The Puente Project was co-founded in 1981 by Felix Galaviz, Counselor, and Patricia McGrath, English Professor, at Chabot College in Hayward. The co-founders were concerned about the high drop-out rate of Hispanic/Latino students on campus. They believed that the best hope of reversing this trend was to develop a system that would serve the needs of the whole student in a carefully monitored, highly accountable and culturally integrated way.
Puente's model was created on the assumption that any student, regardless of past performance, has the potential to succeed academically if provided with the right tools and learning environment. Therefore, Puente serves students from the full range of demonstrated ability levels. Puente’s model combines an academically challenging curriculum with a cross-functional support network of specially trained teachers and counselors, parents, families and members of the local community. Puente is co-sponsored by the University of California and the California Community Colleges, with additional funding provided by the college.
- Puente’s training and support services have been studied and replicated nationally and internationally.
- In 1998 the program was one of 10 selected from a pool of more than 1,400 organizations nationwide to receive the national Innovations in American Government Award, sponsored by the Ford Foundation, the Council for Excellence in Government and the John F. Kennedy School of Government at Harvard University.
- Over 2,000 professionals donate more than 18,000 hours annually to Puente students.
- Community colleges with Puente programs transfer significantly more Latino students to the University of California than colleges without Puente.
- It is estimated that approximately 43,000 students have benefited directly from participating in the program.
Mt. San Jacinto College Puente History

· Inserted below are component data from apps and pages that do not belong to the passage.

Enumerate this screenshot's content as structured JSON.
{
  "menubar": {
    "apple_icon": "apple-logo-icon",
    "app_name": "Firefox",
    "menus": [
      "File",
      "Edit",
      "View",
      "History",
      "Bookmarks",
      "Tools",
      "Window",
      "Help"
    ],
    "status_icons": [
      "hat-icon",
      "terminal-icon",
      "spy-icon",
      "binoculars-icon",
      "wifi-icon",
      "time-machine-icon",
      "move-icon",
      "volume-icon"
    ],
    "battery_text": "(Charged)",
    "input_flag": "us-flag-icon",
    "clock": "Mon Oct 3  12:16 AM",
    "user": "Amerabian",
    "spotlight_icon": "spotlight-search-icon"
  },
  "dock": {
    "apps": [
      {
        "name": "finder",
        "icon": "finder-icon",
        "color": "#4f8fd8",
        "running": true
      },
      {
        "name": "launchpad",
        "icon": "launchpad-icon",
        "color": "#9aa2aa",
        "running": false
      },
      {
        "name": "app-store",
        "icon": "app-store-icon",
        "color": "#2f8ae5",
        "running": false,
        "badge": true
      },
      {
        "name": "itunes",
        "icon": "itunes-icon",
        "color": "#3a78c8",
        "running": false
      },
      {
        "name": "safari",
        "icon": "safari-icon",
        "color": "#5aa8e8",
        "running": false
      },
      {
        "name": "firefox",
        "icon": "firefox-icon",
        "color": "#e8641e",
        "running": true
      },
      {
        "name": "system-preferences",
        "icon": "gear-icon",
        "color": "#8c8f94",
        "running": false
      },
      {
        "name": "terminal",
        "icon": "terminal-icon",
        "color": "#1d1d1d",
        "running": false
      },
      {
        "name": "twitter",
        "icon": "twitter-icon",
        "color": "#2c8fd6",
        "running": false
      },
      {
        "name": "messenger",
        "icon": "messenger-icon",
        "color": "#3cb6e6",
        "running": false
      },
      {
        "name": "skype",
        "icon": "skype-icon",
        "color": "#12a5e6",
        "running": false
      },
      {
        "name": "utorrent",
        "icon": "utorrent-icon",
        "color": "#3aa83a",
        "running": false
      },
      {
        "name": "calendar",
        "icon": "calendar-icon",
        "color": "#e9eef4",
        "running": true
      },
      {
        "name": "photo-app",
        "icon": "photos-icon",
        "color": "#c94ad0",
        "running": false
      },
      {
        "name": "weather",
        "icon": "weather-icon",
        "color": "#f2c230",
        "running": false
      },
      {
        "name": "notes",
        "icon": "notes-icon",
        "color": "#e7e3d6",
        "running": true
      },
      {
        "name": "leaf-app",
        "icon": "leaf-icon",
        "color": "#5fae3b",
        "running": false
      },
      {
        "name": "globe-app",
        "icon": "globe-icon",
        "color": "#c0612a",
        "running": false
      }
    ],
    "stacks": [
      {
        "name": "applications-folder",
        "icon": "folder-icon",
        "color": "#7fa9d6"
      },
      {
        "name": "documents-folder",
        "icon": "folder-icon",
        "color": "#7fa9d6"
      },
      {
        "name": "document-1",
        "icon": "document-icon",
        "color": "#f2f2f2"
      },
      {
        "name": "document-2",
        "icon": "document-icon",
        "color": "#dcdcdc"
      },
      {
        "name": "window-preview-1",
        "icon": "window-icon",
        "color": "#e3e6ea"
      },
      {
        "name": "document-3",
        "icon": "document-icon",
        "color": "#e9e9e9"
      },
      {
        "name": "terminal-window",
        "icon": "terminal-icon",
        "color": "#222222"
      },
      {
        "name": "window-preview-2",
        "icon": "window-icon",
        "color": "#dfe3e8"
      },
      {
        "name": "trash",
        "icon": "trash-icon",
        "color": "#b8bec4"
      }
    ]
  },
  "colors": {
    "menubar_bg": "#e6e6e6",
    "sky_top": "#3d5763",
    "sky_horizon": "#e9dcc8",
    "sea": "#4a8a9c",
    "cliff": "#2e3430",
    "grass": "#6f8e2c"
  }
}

The Puente Project was re-established at Mt. San Jacinto College in 2007 on the San Jacinto Campus by a collaborative team of highly dedicated faculty, mentors, and staff.